Generalizations are always difficult, and all the more so in India, where there are exceptions to every rule, and those exceptions run into large numbers. So now think of the outliers. Indians proudly recount Pratibha Patil as President, Indira Gandhi as prime minister, Mamata Banerjee, Jayalalithaa, Mayawati, Rabri Devi, Vasundhara Raje Scindia, and earlier, Sucheta Kripalani, Anwara Taimur and Shashikala Kakodkar as chief ministers of states, Fathima Beevi as a judge in the Supreme Court, followed by many others, Punita Arora as a lieutenant-general, Harita Kaur Deol as a fighter pilot, Nirupama Rao as an ambassador, Chanda Kochhar, Naina Lal Kidwai and Meera Sanyal as bankers, Vinita Bali and Kiran Mazumdar-Shaw as corporate executives, or Zia Mody as a lawyer. It is truly an impressive list, and it is tempting to conclude that Indian women are free to pursue their dreams.

But not always, and not so fast. Betwa Sharma of The New York Times writes a moving profile of Akbari Begum Khan, who works as a cook for several middle-class homes in New Delhi. She has a bright 16-year-old daughter, Nazia, who wants to become a lawyer, but they find the fee— 77,000 a year for five years—daunting. Khan makes 6,000 a month, paying half of that in rent. She walks to work, because she cannot afford public transport. One of Khan’s employers agrees that Nazia is smart, but she has advised Khan that it would be wiser for Nazia to take a more practical course, like training as a beautician. She tells the journalist: “Her ambition for her daughter is wonderful to see, but I also think her children will have a better future with more practical dreams."

Practical. Pragmatic. Realistic. Sensible.

The essence of freedom is being able to think what you want, and be what you wish to be. Circumscribe that, and you dream narrower dreams. Then, the sky isn’t the limit, the ceiling is. The door doesn’t open to an opportunity; rather, it shuts firmly, reminding you that it is for your own safety.

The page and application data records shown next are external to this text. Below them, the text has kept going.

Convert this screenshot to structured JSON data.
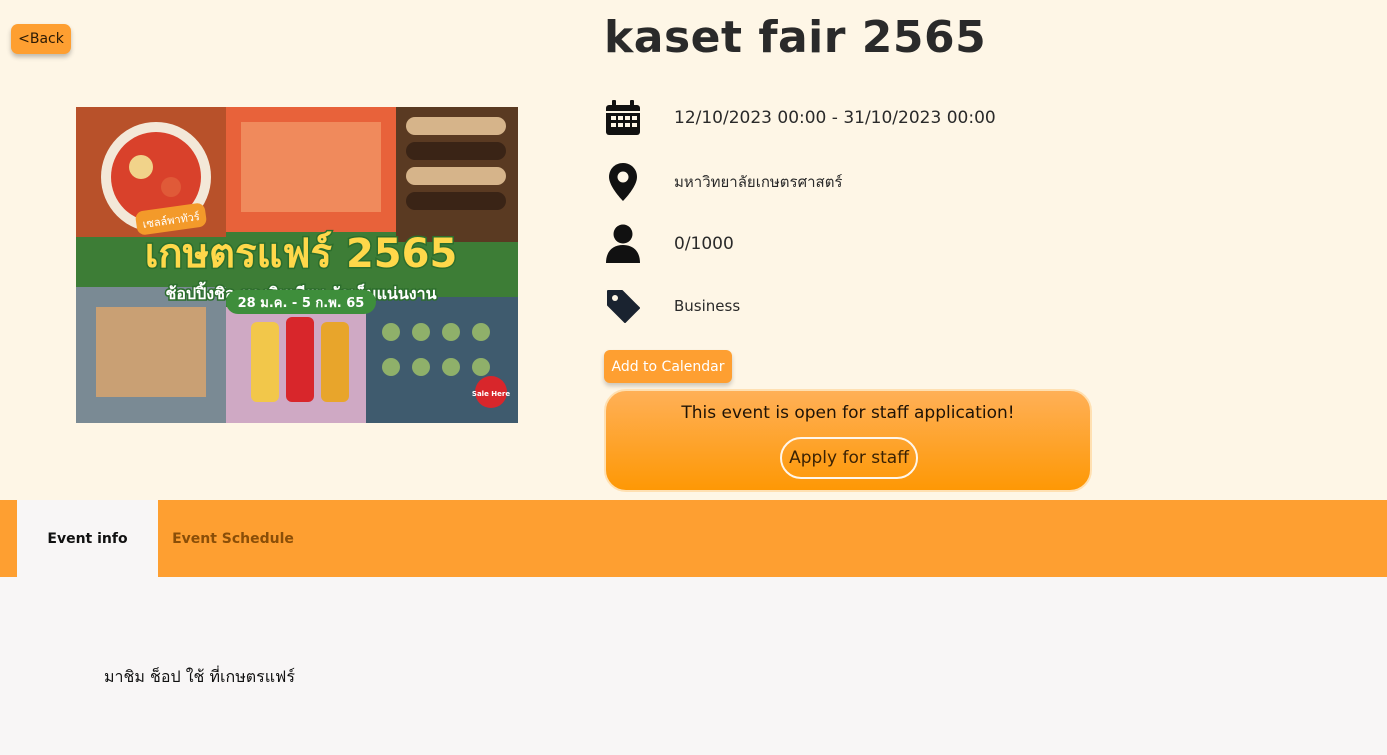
{
  "nav": {
    "back_label": "<Back"
  },
  "event": {
    "title": "kaset fair 2565",
    "datetime": "12/10/2023 00:00 - 31/10/2023 00:00",
    "location": "มหาวิทยาลัยเกษตรศาสตร์",
    "attendance": "0/1000",
    "category": "Business",
    "description": "มาชิม ช็อป ใช้ ที่เกษตรแฟร์"
  },
  "poster": {
    "badge": "เซลล์พาทัวร์",
    "headline": "เกษตรแฟร์ 2565",
    "tagline": "ช้อปปิ้งชิล ของกินเพียบ จัดเต็มแน่นงาน",
    "dates": "28 ม.ค. - 5 ก.พ. 65",
    "sale_stamp": "Sale Here"
  },
  "actions": {
    "add_calendar_label": "Add to Calendar",
    "staff_message": "This event is open for staff application!",
    "apply_staff_label": "Apply for staff"
  },
  "tabs": [
    {
      "label": "Event info",
      "active": true
    },
    {
      "label": "Event Schedule",
      "active": false
    }
  ],
  "icons": {
    "calendar": "calendar-icon",
    "location": "map-pin-icon",
    "person": "person-icon",
    "tag": "tag-icon"
  },
  "colors": {
    "accent": "#fe9f31",
    "page_bg": "#fef6e6",
    "content_bg": "#f8f6f6"
  }
}
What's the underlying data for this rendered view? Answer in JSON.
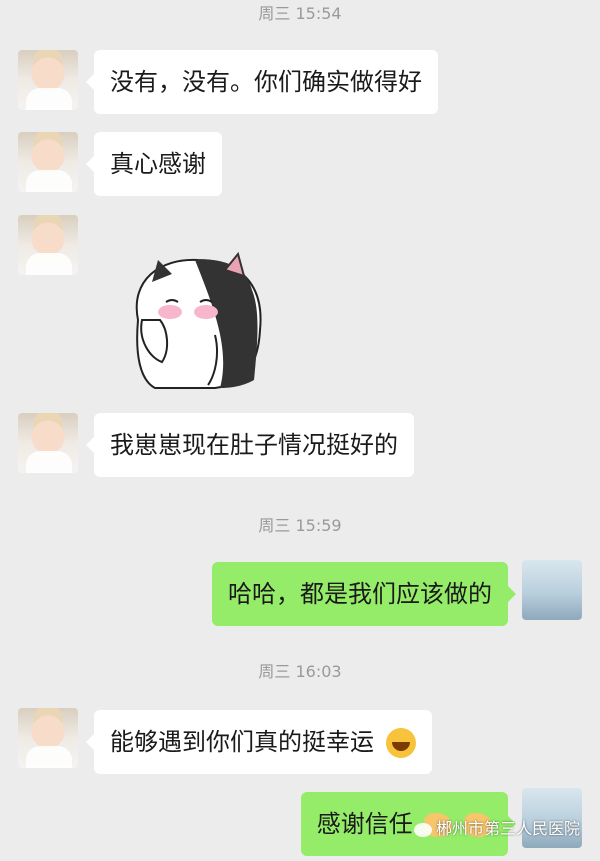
{
  "timestamps": [
    "周三 15:54",
    "周三 15:59",
    "周三 16:03"
  ],
  "messages": [
    {
      "text": "没有，没有。你们确实做得好"
    },
    {
      "text": "真心感谢"
    },
    {
      "text": "我崽崽现在肚子情况挺好的"
    },
    {
      "text": "哈哈，都是我们应该做的"
    },
    {
      "text": "能够遇到你们真的挺幸运"
    },
    {
      "text": "感谢信任"
    }
  ],
  "watermark": "郴州市第三人民医院",
  "icons": {
    "sticker": "cat-sticker-shy",
    "emoji_grin": "grinning-face-emoji",
    "emoji_hands": "handshake-emoji"
  }
}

You learn to swallow your words, because others are shouting, and nobody is listening.

Salil Tripathi writes the fortnightly column Here, There, Everywhere for Mint.